Start of INFORMATION
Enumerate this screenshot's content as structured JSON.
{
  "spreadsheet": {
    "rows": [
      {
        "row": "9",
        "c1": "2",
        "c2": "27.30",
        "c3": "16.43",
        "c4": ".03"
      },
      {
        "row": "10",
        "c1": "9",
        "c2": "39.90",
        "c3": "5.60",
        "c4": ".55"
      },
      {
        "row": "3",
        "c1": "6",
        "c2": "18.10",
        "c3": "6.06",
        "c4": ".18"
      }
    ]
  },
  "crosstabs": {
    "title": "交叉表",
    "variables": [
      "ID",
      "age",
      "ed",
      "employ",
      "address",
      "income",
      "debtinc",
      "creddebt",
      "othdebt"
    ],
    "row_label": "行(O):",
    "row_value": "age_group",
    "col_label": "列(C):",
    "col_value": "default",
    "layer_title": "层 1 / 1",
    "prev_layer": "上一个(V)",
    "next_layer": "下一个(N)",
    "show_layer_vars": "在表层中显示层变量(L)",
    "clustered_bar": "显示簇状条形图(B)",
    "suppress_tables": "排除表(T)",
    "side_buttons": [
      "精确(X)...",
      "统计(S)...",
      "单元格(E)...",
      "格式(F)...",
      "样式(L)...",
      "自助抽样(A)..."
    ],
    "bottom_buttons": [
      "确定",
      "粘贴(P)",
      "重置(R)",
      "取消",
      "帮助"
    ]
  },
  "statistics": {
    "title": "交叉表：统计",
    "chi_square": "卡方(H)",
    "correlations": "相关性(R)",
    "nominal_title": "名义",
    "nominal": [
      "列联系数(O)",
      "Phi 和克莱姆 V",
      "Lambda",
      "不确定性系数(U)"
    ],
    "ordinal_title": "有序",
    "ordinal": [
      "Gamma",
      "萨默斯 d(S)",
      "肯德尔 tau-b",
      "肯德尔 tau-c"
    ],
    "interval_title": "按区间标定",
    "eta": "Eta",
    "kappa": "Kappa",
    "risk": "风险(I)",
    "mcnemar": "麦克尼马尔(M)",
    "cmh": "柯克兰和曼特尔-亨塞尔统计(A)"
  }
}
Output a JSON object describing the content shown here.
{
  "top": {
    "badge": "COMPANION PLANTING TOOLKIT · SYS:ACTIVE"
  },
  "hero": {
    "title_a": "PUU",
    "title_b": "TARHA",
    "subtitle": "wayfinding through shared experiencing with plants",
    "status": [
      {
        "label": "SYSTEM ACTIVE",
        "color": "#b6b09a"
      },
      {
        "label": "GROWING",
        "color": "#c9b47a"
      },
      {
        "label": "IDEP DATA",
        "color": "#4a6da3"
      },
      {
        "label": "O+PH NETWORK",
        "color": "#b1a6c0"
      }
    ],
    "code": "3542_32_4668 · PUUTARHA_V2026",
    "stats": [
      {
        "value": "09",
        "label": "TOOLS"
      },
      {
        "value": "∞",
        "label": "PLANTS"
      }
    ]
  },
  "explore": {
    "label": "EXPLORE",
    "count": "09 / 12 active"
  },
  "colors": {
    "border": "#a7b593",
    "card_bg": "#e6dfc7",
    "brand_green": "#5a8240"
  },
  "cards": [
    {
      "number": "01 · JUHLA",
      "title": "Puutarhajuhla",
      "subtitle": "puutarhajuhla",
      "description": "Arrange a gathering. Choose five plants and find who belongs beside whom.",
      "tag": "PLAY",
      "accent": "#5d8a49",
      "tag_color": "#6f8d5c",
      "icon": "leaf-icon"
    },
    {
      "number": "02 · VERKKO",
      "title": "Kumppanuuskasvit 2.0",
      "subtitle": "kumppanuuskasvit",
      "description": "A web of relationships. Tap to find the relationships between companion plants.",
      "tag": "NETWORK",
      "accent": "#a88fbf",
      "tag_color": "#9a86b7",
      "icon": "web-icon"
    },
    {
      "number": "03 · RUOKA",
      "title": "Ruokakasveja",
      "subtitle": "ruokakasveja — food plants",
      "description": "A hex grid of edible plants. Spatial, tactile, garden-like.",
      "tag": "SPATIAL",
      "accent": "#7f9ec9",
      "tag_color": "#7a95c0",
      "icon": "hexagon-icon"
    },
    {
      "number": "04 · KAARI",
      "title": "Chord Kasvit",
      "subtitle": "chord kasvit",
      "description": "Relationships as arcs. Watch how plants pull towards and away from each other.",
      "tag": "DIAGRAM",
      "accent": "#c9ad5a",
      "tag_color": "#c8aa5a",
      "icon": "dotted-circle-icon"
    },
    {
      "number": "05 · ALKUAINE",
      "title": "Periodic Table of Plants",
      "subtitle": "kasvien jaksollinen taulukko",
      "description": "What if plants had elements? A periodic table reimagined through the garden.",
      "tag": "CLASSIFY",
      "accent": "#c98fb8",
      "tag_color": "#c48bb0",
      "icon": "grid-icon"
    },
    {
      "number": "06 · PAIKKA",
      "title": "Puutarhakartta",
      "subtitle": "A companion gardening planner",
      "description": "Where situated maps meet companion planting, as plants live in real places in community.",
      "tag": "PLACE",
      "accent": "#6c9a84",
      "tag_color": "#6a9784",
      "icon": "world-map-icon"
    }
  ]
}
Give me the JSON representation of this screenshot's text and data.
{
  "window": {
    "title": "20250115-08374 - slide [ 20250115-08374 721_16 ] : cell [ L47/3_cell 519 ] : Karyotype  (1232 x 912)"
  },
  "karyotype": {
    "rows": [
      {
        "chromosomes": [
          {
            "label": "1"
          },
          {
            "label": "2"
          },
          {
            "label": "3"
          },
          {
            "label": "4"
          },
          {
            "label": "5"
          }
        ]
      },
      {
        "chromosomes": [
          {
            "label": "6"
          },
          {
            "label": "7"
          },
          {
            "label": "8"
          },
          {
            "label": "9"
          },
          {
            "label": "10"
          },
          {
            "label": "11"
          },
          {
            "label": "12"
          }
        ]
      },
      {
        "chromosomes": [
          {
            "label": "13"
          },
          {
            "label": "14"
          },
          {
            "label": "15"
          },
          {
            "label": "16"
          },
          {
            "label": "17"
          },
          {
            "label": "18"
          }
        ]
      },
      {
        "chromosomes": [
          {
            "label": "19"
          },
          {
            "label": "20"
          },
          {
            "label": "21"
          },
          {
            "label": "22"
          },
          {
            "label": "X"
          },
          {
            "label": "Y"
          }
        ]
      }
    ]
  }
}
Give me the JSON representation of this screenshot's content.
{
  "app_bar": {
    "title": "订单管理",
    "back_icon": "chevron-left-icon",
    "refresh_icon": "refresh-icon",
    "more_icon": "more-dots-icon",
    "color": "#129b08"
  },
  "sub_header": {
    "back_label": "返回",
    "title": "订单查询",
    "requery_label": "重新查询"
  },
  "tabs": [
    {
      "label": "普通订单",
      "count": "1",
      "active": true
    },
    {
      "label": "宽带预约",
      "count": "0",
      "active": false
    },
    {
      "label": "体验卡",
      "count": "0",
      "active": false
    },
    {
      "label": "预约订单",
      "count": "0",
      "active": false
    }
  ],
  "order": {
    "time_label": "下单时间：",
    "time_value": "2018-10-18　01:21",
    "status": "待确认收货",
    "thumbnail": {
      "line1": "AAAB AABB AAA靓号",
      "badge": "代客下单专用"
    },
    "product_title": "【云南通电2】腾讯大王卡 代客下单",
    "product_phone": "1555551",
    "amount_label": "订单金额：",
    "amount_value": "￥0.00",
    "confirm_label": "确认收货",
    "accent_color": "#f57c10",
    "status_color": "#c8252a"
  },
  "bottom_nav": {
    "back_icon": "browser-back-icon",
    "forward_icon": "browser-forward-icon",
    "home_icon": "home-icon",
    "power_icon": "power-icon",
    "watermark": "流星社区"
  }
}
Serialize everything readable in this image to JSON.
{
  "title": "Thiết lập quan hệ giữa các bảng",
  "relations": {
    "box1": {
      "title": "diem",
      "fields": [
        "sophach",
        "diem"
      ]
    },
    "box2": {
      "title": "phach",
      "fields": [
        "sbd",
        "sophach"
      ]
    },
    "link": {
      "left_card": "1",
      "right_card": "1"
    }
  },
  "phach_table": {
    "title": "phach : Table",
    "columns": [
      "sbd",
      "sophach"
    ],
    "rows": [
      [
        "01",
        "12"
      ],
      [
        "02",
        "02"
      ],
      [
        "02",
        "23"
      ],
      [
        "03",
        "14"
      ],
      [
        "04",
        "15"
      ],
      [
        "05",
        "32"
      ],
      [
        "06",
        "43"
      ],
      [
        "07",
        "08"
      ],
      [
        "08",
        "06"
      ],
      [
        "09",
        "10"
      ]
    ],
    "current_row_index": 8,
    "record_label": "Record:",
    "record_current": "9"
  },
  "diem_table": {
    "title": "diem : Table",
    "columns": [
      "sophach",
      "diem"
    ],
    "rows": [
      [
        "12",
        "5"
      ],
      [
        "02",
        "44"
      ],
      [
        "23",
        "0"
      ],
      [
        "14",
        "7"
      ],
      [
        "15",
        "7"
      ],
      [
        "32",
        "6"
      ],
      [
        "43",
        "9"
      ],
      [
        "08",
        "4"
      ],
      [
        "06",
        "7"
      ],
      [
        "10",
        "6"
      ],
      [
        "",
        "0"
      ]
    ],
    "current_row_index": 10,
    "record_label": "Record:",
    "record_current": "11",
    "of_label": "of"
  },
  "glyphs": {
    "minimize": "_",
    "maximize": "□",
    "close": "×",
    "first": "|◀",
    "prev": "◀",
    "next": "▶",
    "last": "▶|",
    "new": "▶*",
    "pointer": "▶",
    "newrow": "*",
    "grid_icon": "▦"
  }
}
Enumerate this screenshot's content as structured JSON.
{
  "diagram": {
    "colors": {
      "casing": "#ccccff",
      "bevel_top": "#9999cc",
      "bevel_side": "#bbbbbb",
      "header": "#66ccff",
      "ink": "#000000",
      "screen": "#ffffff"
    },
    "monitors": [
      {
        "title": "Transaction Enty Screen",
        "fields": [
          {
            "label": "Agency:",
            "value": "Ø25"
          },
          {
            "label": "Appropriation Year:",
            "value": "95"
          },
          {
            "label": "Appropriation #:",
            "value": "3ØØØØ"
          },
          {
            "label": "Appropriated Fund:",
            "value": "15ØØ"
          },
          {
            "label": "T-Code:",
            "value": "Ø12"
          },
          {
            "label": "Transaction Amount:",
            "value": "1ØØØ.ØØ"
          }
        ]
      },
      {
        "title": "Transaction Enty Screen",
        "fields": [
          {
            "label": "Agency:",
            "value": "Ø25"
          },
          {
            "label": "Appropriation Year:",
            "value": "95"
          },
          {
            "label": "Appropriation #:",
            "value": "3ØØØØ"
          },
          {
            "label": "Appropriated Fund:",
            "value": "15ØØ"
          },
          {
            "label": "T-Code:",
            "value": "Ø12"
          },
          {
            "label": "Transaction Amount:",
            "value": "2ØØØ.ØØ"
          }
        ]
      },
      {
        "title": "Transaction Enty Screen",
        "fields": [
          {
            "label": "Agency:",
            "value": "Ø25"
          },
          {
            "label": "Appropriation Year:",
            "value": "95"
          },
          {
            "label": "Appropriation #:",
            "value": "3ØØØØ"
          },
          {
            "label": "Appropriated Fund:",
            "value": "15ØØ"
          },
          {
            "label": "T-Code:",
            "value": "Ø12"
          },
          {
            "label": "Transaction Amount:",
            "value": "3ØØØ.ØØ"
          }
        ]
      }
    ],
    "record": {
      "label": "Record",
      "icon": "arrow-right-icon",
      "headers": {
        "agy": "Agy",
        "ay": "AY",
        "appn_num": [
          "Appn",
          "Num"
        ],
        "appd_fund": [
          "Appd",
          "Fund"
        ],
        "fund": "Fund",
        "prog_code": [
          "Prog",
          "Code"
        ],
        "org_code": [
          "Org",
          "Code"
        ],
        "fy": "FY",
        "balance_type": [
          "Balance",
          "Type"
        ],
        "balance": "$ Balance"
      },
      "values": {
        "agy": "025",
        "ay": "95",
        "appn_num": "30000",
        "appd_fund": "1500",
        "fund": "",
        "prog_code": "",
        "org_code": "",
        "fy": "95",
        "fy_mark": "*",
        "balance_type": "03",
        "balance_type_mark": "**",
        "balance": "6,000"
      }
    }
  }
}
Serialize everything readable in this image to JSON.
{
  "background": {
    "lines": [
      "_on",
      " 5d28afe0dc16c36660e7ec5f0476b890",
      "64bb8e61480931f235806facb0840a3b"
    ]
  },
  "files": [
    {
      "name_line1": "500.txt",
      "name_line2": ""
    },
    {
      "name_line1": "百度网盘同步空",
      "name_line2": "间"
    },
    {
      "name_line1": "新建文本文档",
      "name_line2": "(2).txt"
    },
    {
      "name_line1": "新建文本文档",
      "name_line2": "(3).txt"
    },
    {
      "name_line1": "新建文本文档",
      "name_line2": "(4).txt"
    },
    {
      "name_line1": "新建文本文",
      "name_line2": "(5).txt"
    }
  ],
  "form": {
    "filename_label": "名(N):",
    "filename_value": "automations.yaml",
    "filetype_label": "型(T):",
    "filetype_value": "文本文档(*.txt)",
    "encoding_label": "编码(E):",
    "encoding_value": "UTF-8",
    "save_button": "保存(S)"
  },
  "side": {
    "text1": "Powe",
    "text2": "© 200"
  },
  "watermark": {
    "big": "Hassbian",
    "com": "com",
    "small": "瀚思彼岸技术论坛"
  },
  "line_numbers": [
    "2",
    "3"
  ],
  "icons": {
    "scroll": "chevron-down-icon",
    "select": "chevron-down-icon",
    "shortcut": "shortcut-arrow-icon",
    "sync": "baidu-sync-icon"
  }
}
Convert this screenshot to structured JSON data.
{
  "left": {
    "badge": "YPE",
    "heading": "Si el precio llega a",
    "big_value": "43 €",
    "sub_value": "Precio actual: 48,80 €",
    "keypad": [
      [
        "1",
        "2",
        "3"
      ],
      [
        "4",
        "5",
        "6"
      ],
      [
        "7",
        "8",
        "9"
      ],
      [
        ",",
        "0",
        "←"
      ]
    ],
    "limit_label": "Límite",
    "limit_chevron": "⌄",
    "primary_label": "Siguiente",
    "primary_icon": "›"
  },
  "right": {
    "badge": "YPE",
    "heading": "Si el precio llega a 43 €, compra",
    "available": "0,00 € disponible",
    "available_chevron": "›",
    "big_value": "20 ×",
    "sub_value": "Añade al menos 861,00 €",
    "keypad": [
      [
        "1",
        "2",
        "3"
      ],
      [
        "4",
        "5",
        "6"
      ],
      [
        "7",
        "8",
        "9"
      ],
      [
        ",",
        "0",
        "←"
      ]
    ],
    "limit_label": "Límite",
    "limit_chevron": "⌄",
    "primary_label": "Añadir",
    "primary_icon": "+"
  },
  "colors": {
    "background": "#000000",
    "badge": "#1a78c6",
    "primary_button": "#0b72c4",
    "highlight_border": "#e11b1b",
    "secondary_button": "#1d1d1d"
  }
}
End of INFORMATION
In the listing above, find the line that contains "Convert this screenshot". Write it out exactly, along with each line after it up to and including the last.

__COMPLETED EXERCISE__
Convert this screenshot to structured JSON data.
{
  "left": {
    "badge": "YPE",
    "heading": "Si el precio llega a",
    "big_value": "43 €",
    "sub_value": "Precio actual: 48,80 €",
    "keypad": [
      [
        "1",
        "2",
        "3"
      ],
      [
        "4",
        "5",
        "6"
      ],
      [
        "7",
        "8",
        "9"
      ],
      [
        ",",
        "0",
        "←"
      ]
    ],
    "limit_label": "Límite",
    "limit_chevron": "⌄",
    "primary_label": "Siguiente",
    "primary_icon": "›"
  },
  "right": {
    "badge": "YPE",
    "heading": "Si el precio llega a 43 €, compra",
    "available": "0,00 € disponible",
    "available_chevron": "›",
    "big_value": "20 ×",
    "sub_value": "Añade al menos 861,00 €",
    "keypad": [
      [
        "1",
        "2",
        "3"
      ],
      [
        "4",
        "5",
        "6"
      ],
      [
        "7",
        "8",
        "9"
      ],
      [
        ",",
        "0",
        "←"
      ]
    ],
    "limit_label": "Límite",
    "limit_chevron": "⌄",
    "primary_label": "Añadir",
    "primary_icon": "+"
  },
  "colors": {
    "background": "#000000",
    "badge": "#1a78c6",
    "primary_button": "#0b72c4",
    "highlight_border": "#e11b1b",
    "secondary_button": "#1d1d1d"
  }
}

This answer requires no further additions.